With this direction, which came as part of its anti-money-laundering guidelines, the market regulator sought the intermediaries to verify their customers’ identities using reliable, independent source documents, data or information. It also directed them to identify the beneficial ownership and control of securities. This, in other words, means determining which individual ultimately owns or controls the securities and/or the person on whose behalf a transaction is being conducted.
These directions should be seen in the light of the recent scam involving multiple demat accounts.
Sebi said under the provisions of the Prevention of Money Laundering Act (PMLA) 2002 (the law came into effect from July last year), every banking company, financial institution and intermediary, which includes stock-brokers, sub-brokers, share transfer agents, bankers to an issue, trustees to a trust deed, registrars to an issue, merchant bankers, underwriters, portfolio managers, investment advisers and any other intermediary associated with securities market, will have to maintain a record of all the transactions.
Such transactions include all cash transactions of more than Rs 10 lakh or its equivalent in foreign currency, all series of cash transactions that are below Rs 10 lakh but integrally connected to each other and such series of transactions that have taken place within one calendar month, and all suspicious transactions whether or not made in cash.
The market regulator has advised all intermediaries to designate an officer as a principal officer, who would be responsible for ensuring compliance of the PMLA provisions.
Sebi said all suspicious transactions, whether or not made in cash and including credits or debits into/from any non-monetary account, such as demat or securities accounts, should be maintained by the registered intermediary.

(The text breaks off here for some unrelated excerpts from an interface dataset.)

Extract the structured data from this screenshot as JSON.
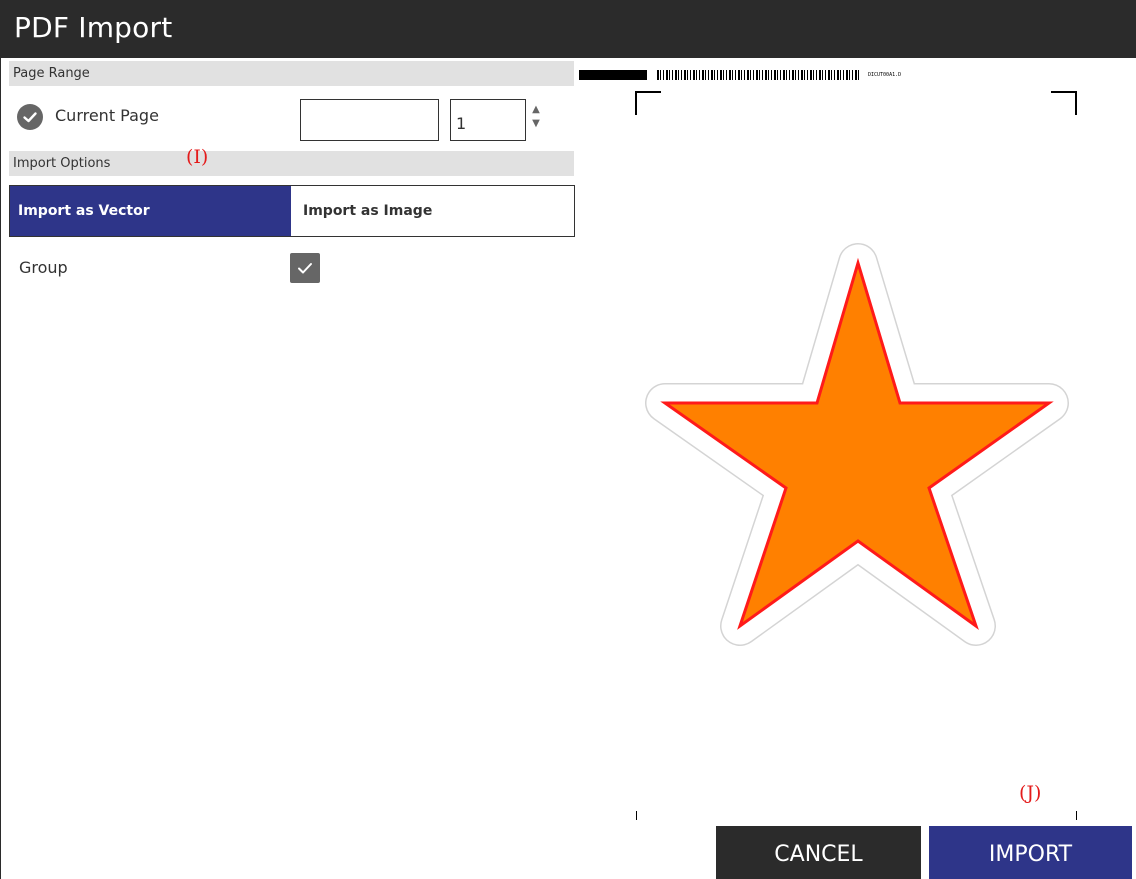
{
  "window": {
    "title": "PDF Import"
  },
  "page_range": {
    "header": "Page Range",
    "current_page_label": "Current Page",
    "text_value": "",
    "page_number": "1"
  },
  "import_options": {
    "header": "Import Options",
    "modes": [
      "Import as Vector",
      "Import as Image"
    ],
    "selected_mode": "Import as Vector",
    "group_label": "Group",
    "group_checked": true
  },
  "annotations": {
    "i": "(I)",
    "j": "(J)"
  },
  "preview": {
    "barcode_caption": "DICUT00A1.D",
    "shape": "star",
    "fill_color": "#ff8000",
    "stroke_color": "#ff1a1a",
    "offset_color": "#d4d4d4"
  },
  "buttons": {
    "cancel": "CANCEL",
    "import": "IMPORT"
  },
  "colors": {
    "titlebar": "#2b2b2b",
    "accent": "#2e3589",
    "section_header": "#e1e1e1"
  }
}
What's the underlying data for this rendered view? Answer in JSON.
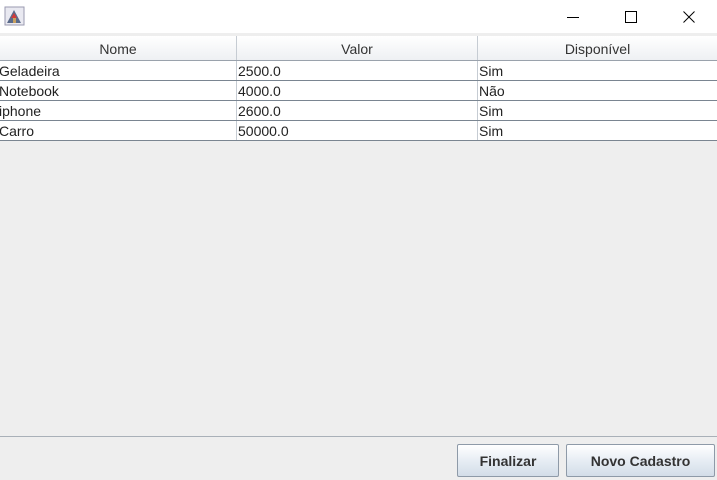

“Whenever it is apparent that the securities acquired or maintained through an account are beneficially owned by a party other than the client, that party should be identified using client identification and verification procedures,” Sebi said.